What’s the best local dish you’ve tasted?
I always knew it was a Friday at school in England because, without fail, we’d have fish for lunch. Similarly, at school in Cairo, every Thursday was marked by ‘Koshary.’ Egypt’s national dish; a comforting overload of lentils, chickpeas, rice and macaroni topped with delicious fried onions, zingy garlic vinegar and spiced tomato, with an heirloom lemon sauce which gives the dish its unique and famous flavour. Historically a street food staple, restaurants across Egypt are championing the dish adding their own signatures and styles. Koshary might be ‘the dish of the poor’, but the flavours are intensely rich.
What's your most vivid travel moment?
My first visit to Egypt’s Khan el-Khalili was surreal, like stepping back in time to medieval Cairo and also stepping onto a movie set. You’re instantly surrounded by the vibrancy of colours, the glow of lanterns, the smell of spices, cooking meat and apple shisha, and the thrum of haggling voices. Haggling is to be expected and enjoyed, though it’s a dance you’ll need to be well-versed in to negotiate with the smooth-talking salesmen. The 14th century architecture of the Khan is incredibly striking, so make sure you’re looking up and around if you can bear to peel your eyes away from the overflowing stalls.
Your best piece of travel advice?
When travelling in the Middle East and North Africa I would recommend making sure you always have small change, or ‘baksheesh’ on you.

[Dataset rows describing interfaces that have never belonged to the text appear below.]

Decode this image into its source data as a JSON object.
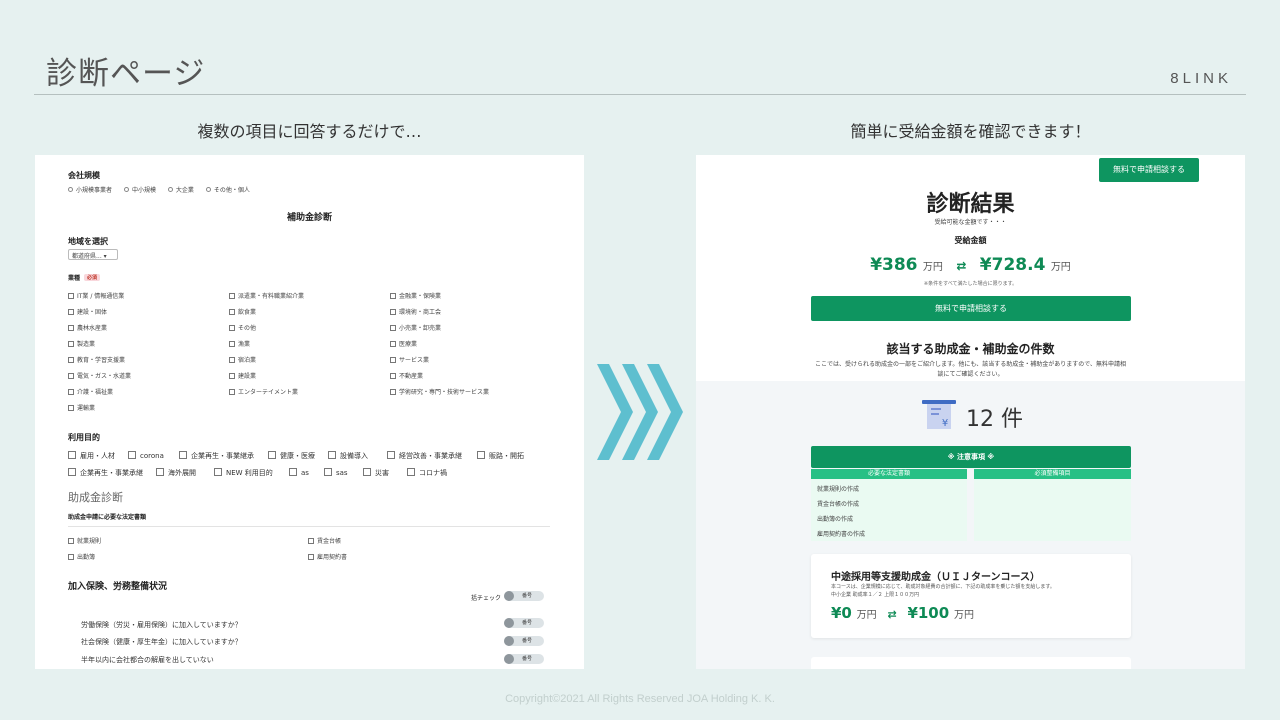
{
  "slide": {
    "title": "診断ページ",
    "brand": "8LINK",
    "caption_left": "複数の項目に回答するだけで…",
    "caption_right": "簡単に受給金額を確認できます！",
    "copyright": "Copyright©2021 All Rights Reserved JOA Holding K. K.",
    "accent": "#0e9560",
    "chevron_color": "#5ebfcf"
  },
  "form": {
    "company_size": {
      "label": "会社規模",
      "options": [
        "小規模事業者",
        "中小規模",
        "大企業",
        "その他・個人"
      ]
    },
    "heading": "補助金診断",
    "region": {
      "label": "地域を選択",
      "value": "都道府県..."
    },
    "industry": {
      "label": "業種",
      "required": "必須",
      "items": [
        "IT業 / 情報通信業",
        "派遣業・有料職業紹介業",
        "金融業・保険業",
        "建設・固体",
        "飲食業",
        "環境術・商工会",
        "農林水産業",
        "その他",
        "小売業・卸売業",
        "製造業",
        "漁業",
        "医療業",
        "教育・学習支援業",
        "宿泊業",
        "サービス業",
        "電気・ガス・水道業",
        "建設業",
        "不動産業",
        "介護・福祉業",
        "エンターテイメント業",
        "学術研究・専門・技術サービス業",
        "運輸業"
      ]
    },
    "purpose": {
      "label": "利用目的",
      "row1": [
        "雇用・人材",
        "corona",
        "企業再生・事業継承",
        "健康・医療",
        "設備導入",
        "経営改善・事業承継",
        "販路・開拓"
      ],
      "row2": [
        "企業再生・事業承継",
        "海外展開",
        "NEW 利用目的",
        "as",
        "sas",
        "災害",
        "コロナ禍"
      ]
    },
    "subsidy_section": "助成金診断",
    "docs": {
      "label": "助成金申請に必要な法定書類",
      "items": [
        "就業規則",
        "賃金台帳",
        "出勤簿",
        "雇用契約書"
      ]
    },
    "insurance": {
      "label": "加入保険、労務整備状況",
      "bulk_check": "括チェック",
      "toggle_label": "番号",
      "questions": [
        "労働保険（労災・雇用保険）に加入していますか？",
        "社会保険（健康・厚生年金）に加入していますか？",
        "半年以内に会社都合の解雇を出していない"
      ]
    }
  },
  "result": {
    "top_button": "無料で申請相談する",
    "title": "診断結果",
    "subtitle": "受給可能な金額です・・・",
    "amount_label": "受給金額",
    "min": "¥386",
    "max": "¥728.4",
    "unit": "万円",
    "note": "※条件をすべて満たした場合に限ります。",
    "cta": "無料で申請相談する",
    "count_heading": "該当する助成金・補助金の件数",
    "count_desc_1": "ここでは、受けられる助成金の一部をご紹介します。他にも、該当する助成金・補助金がありますので、無料申請相",
    "count_desc_2": "談にてご確認ください。",
    "count": "12",
    "count_unit": "件",
    "notice": "※ 注意事項 ※",
    "col_left": "必要な法定書類",
    "col_right": "必須整備項目",
    "col_left_items": [
      "就業規則の作成",
      "賃金台帳の作成",
      "出勤簿の作成",
      "雇用契約書の作成"
    ],
    "grant": {
      "title": "中途採用等支援助成金（ＵＩＪターンコース）",
      "desc_1": "本コースは、企業規模に応じて、助成対象経費の合計額に、下記の助成率を乗じた額を支給します。",
      "desc_2": "中小企業 助成率１／２ 上限１００万円",
      "min": "¥0",
      "max": "¥100",
      "unit": "万円"
    }
  }
}
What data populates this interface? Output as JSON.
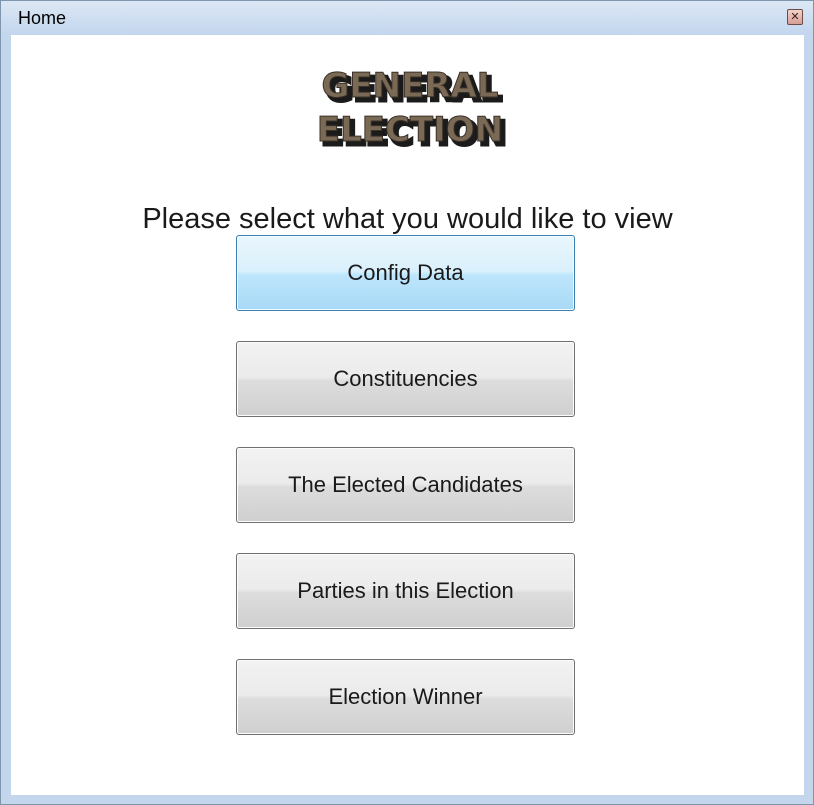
{
  "window": {
    "title": "Home",
    "close_icon": "close-icon"
  },
  "logo": {
    "line1": "GENERAL",
    "line2": "ELECTION"
  },
  "prompt": "Please select what you would like to view",
  "buttons": [
    {
      "label": "Config Data",
      "state": "hover"
    },
    {
      "label": "Constituencies",
      "state": "normal"
    },
    {
      "label": "The Elected Candidates",
      "state": "normal"
    },
    {
      "label": "Parties in this Election",
      "state": "normal"
    },
    {
      "label": "Election Winner",
      "state": "normal"
    }
  ],
  "colors": {
    "titlebar": "#c4d6ec",
    "active_button": "#bee6fd",
    "logo_fill": "#7a6a55"
  }
}
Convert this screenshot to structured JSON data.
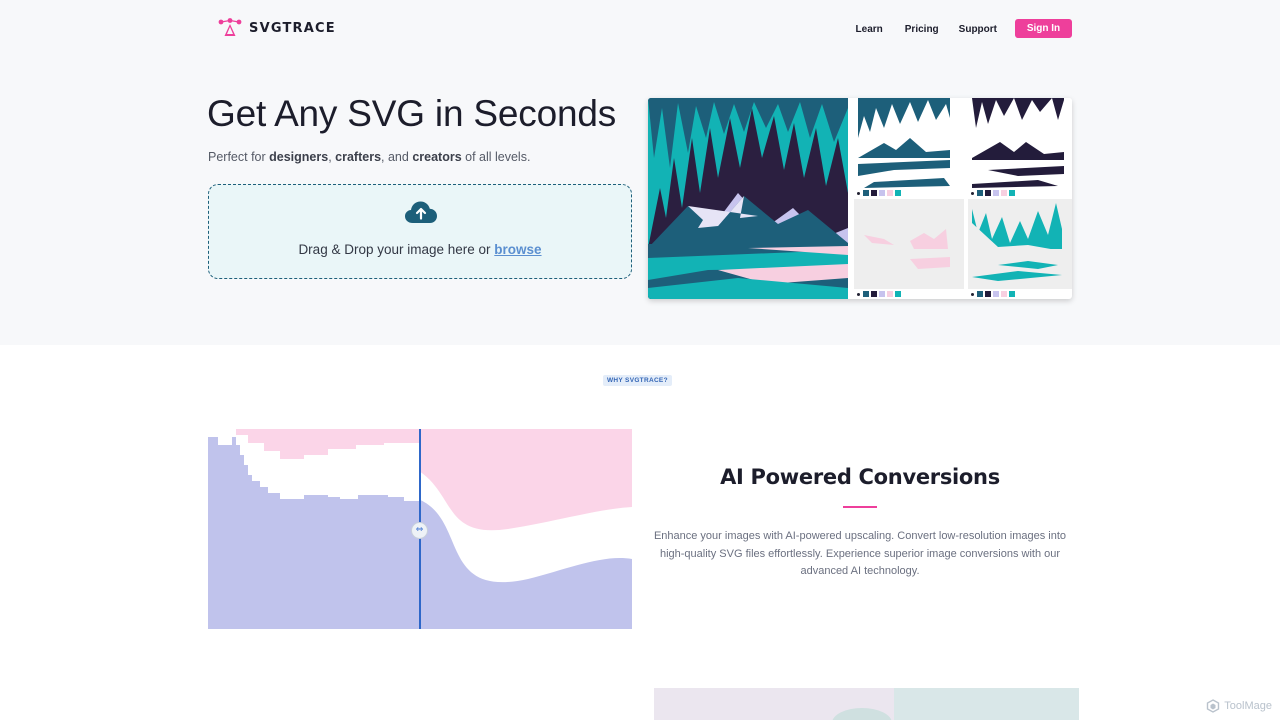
{
  "nav": {
    "logo_text": "SVGTRACE",
    "links": [
      "Learn",
      "Pricing",
      "Support"
    ],
    "signin_label": "Sign In"
  },
  "hero": {
    "title": "Get Any SVG in Seconds",
    "subtitle_prefix": "Perfect for ",
    "subtitle_b1": "designers",
    "subtitle_sep1": ", ",
    "subtitle_b2": "crafters",
    "subtitle_sep2": ", and ",
    "subtitle_b3": "creators",
    "subtitle_suffix": " of all levels.",
    "dropzone_text": "Drag & Drop your image here or ",
    "dropzone_link": "browse"
  },
  "collage": {
    "palette": [
      "#1d5f7a",
      "#231c3b",
      "#c7c3ee",
      "#f7cfe0",
      "#12b3b5"
    ]
  },
  "why": {
    "badge": "WHY SVGTRACE?",
    "feature_title": "AI Powered Conversions",
    "feature_desc": "Enhance your images with AI-powered upscaling. Convert low-resolution images into high-quality SVG files effortlessly. Experience superior image conversions with our advanced AI technology.",
    "compare_handle": "⇔"
  },
  "watermark": "ToolMage",
  "colors": {
    "accent_pink": "#ee3f9b",
    "dropzone_border": "#1d5f7a",
    "badge_blue": "#3466b6"
  }
}
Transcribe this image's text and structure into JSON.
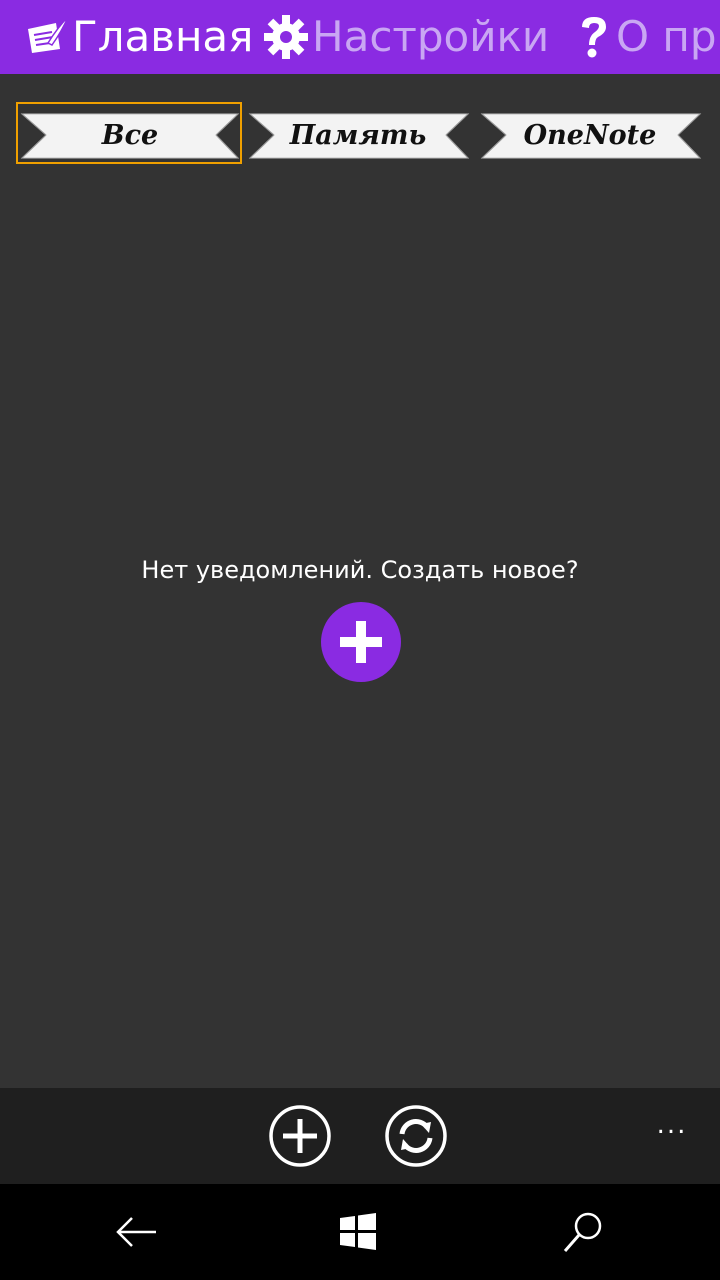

The tipping culture is strong and you’ll be constantly handing out small notes for any gesture or job someone does for you, even if some of these jobs seem unnecessary, or even non-existent. My other piece of advice would be trying to learn some common phrases before you travel. Even just knowing hello and thank you will endear you to the people you meet and get you surprisingly far.